Studio Sova #8 :: Free Movements feat. String Figures / ((ZON)) / Elisa Vassena

Dan Nicholls and Michael Knight (AKnight) join us for an improvised live set, relaying patterns which thread together the earthbound and the cosmic. Spanning deep techno to ambient to impro-rave to field recordings; exploring sound as a means of understanding inner and outer worlds as unified.

Cast your mind back to July 2020 (if you can bear to). Cases are down and the first lockdown is easing, but clubs and venues have been shuttered for 3 and a bit months and the hunger for live music was really starting to bite.

To satiate that appetite, we invited the Free Movements crew down to Studio Sova for a proper multisensory hoedown.
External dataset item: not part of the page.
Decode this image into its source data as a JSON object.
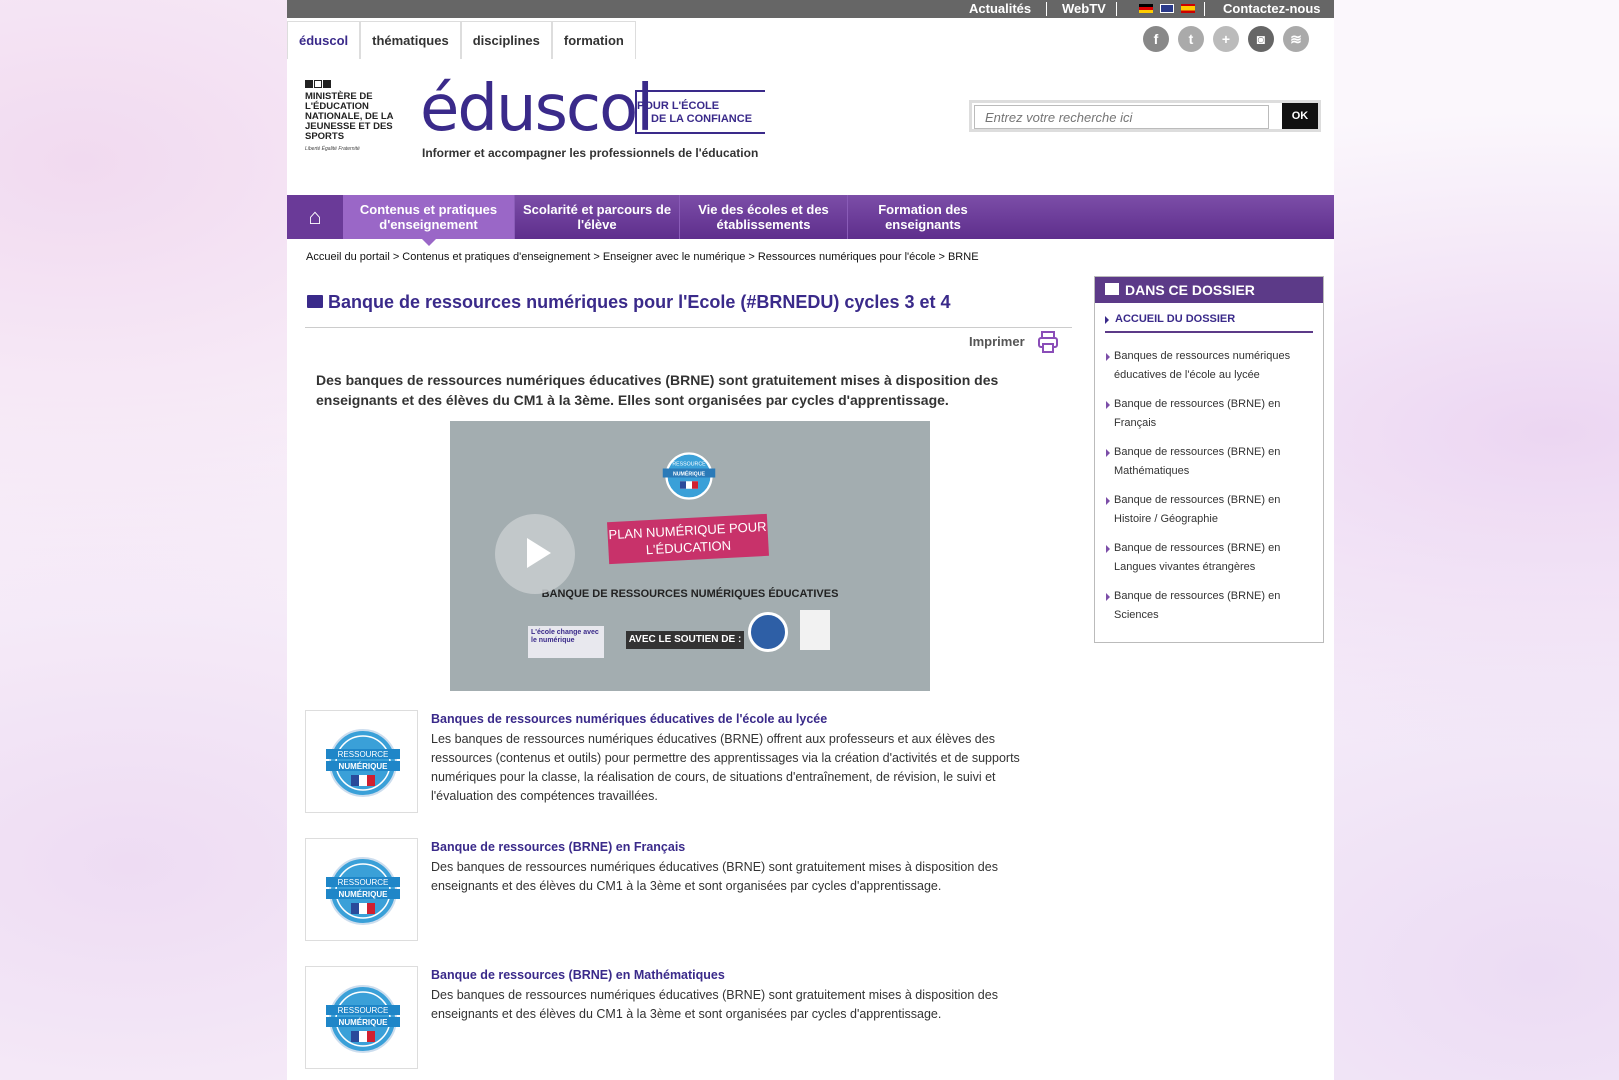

Dan Nicholls and Michael Knight, playing together as String Figures, provided a gently throbbing and swaying soundtrack of live electronics, augmented by a recording of an Ursula K. Le Guin interview (taken from the Between The Covers blog) in which she laments our rapacious pursuit of new technologies and advocates for a more holistic and loving attitude to nature and objects. There was plenty on offer visually too, with ((ZON)) layering live imagery and Elisa Vassena performing interpretive dance in response to the music.

As Dan Nicholls noted, when we spoke with him this month, this was an event that took the gaping hole left by the loss of live music spaces and turned it into an opportunity to explore new combinations of music, philosophy, art and dance. “It was the first streaming thing I did and it was really nice. I’ve played others since then where it’s just been presented as a gig with no audience, but I felt like Studio Sova wasn’t like that. We had the dancer and the visuals and it came together into something we wouldn’t have been able to do in a normal live setting.”
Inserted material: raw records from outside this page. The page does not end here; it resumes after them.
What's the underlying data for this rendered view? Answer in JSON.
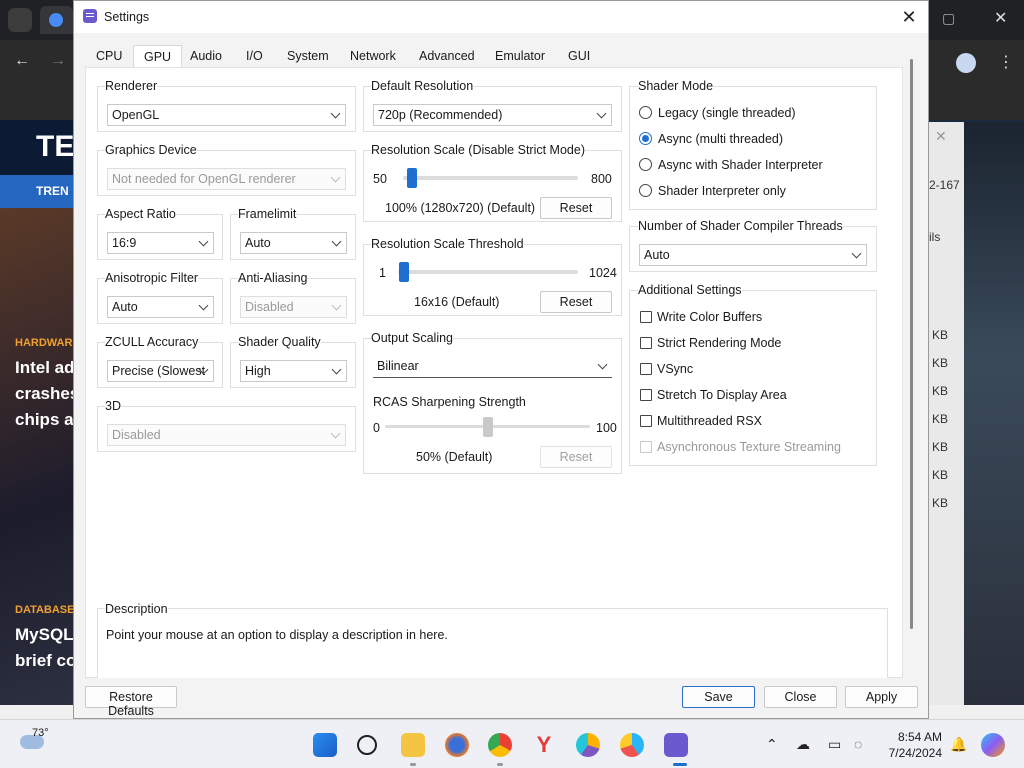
{
  "window": {
    "title": "Settings",
    "close_glyph": "✕"
  },
  "tabs": [
    "CPU",
    "GPU",
    "Audio",
    "I/O",
    "System",
    "Network",
    "Advanced",
    "Emulator",
    "GUI"
  ],
  "active_tab": "GPU",
  "renderer": {
    "title": "Renderer",
    "value": "OpenGL"
  },
  "graphics_device": {
    "title": "Graphics Device",
    "value": "Not needed for OpenGL renderer"
  },
  "aspect_ratio": {
    "title": "Aspect Ratio",
    "value": "16:9"
  },
  "framelimit": {
    "title": "Framelimit",
    "value": "Auto"
  },
  "anisotropic_filter": {
    "title": "Anisotropic Filter",
    "value": "Auto"
  },
  "anti_aliasing": {
    "title": "Anti-Aliasing",
    "value": "Disabled"
  },
  "zcull_accuracy": {
    "title": "ZCULL Accuracy",
    "value": "Precise (Slowest"
  },
  "shader_quality": {
    "title": "Shader Quality",
    "value": "High"
  },
  "three_d": {
    "title": "3D",
    "value": "Disabled"
  },
  "default_resolution": {
    "title": "Default Resolution",
    "value": "720p (Recommended)"
  },
  "resolution_scale": {
    "title": "Resolution Scale (Disable Strict Mode)",
    "min": "50",
    "max": "800",
    "value_fraction": 0.0,
    "status": "100% (1280x720) (Default)",
    "reset": "Reset"
  },
  "resolution_scale_threshold": {
    "title": "Resolution Scale Threshold",
    "min": "1",
    "max": "1024",
    "value_fraction": 0.0,
    "status": "16x16 (Default)",
    "reset": "Reset"
  },
  "output_scaling": {
    "title": "Output Scaling",
    "value": "Bilinear"
  },
  "rcas": {
    "title": "RCAS Sharpening Strength",
    "min": "0",
    "max": "100",
    "value_fraction": 0.5,
    "status": "50% (Default)",
    "reset": "Reset"
  },
  "shader_mode": {
    "title": "Shader Mode",
    "options": [
      "Legacy (single threaded)",
      "Async (multi threaded)",
      "Async with Shader Interpreter",
      "Shader Interpreter only"
    ],
    "selected_index": 1
  },
  "shader_compiler_threads": {
    "title": "Number of Shader Compiler Threads",
    "value": "Auto"
  },
  "additional_settings": {
    "title": "Additional Settings",
    "options": [
      "Write Color Buffers",
      "Strict Rendering Mode",
      "VSync",
      "Stretch To Display Area",
      "Multithreaded RSX",
      "Asynchronous Texture Streaming"
    ],
    "checked": [
      false,
      false,
      false,
      false,
      false,
      false
    ],
    "disabled": [
      false,
      false,
      false,
      false,
      false,
      true
    ]
  },
  "description": {
    "title": "Description",
    "text": "Point your mouse at an option to display a description in here."
  },
  "footer": {
    "restore": "Restore Defaults",
    "save": "Save",
    "close": "Close",
    "apply": "Apply"
  },
  "background": {
    "labels": [
      "HARDWAR",
      "DATABASE"
    ],
    "headlines": [
      "Intel ad",
      "crashes",
      "chips a",
      "MySQL",
      "brief co"
    ],
    "logo": "TE",
    "nav": "TREN",
    "kb_suffix": "KB",
    "side_text_1": "2-167",
    "side_text_2": "ils"
  },
  "taskbar": {
    "temperature": "73°",
    "time": "8:54 AM",
    "date": "7/24/2024"
  },
  "colors": {
    "accent": "#1f6fd1",
    "dialog_bg": "#f3f3f3",
    "group_border": "#dfdfdf"
  }
}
Seeing the fluency and verve with which Dan and Michael thread together flickering synths, bubbling modular rhythms and semi-lucid field recordings, you’d think they’d both been hardware fiends since day dot. But Dan hasn’t always worked amid the warp and weft of electronic textures. He played piano at music college in Birmingham then studied a Masters in Copenhagen, all the while gigging as an in-demand jazz keyboardist. 

However, the desire to break away into more abstract timbres and textures was always lurking under the surface, and electronic music offered a chance to do just that. “I was always interested in electronic music, even when I was at college. Then when I moved to London and started playing with this drummer there was no bass player in the band and I had to play bass synth as well. So then I had a synth and over time it gradually crept in more and more. For a while I just went off the traditional keyboard instruments you find in jazz and wanted to have the flexibility of synthesised sounds.”

Dan’s journey from piano to electronics has entered a new, more convergent/harmonious phase with his upcoming album, Mattering and Meaning, due to be released next month on Finnish label We Jazz. Each track began with a home-recorded piano doodle which was immediately stretched, smudged and embellished using production software, thereby capturing the spontaneity that Dan harnesses in his live performances, both in the jazz and electronic realms. As he explains, “I wasn’t even playing piano at all for quite a long time and then I just spontaneously started recording one day. I’d record two minutes on my phone and then put it straight onto the computer and cut it up in a really improvised way. Most of the songs took maybe half an hour from beginning to end.”

This process arose through a desire “to create music that was a continuation of daily occurrences,” and the resulting songs are suffused with a deep and poignant intimacy. “It’s a bit like an audio diary really. There’s all these bits where you hear like my daughter in the background or noises from things happening, things falling over.” These interjections are often charming, but overall Mattering and Meaning feels like a work of serious thought and introspection. Keys tumble, cascade, then are elongated, looped, distorted or sometimes buried under electronic fuzz, as if Dan’s dismantling his relationship to the piano in front of our ears, unsure which direction his true feelings lie.

Dan cites a “deep interest in human relationships to ecstatic practices and communalities” as one of the album’s main influences. These are topics he has also explored by curating a series of ‘Technodrifts,’ events which involve a group of people gathering in a public space and simultaneously listening to the same techno mix on headphones. While they began in Berlin as a response to the closure of clubs, for Dan they form part of a far broader conversation: “In the last few years I’ve been getting less interested in music as pieces of art to be played in concert halls or wherever, and more interested in the communal experience that music can offer. The Technodrifts are about reclaiming space and reclaiming your right to dance, but also about the necessity for people to come together and do things together, strengthening community and making people less isolated.”

Perhaps at no time in modern history have human beings been so socially, emotionally and ideologically separate from one another. Blame Covid, blame technology, blame Capitalism, blame individualism - finding the cause matters less than finding the solution. What we need is people ready to fight against it, and Dan seems like a man who’s up for the scrap.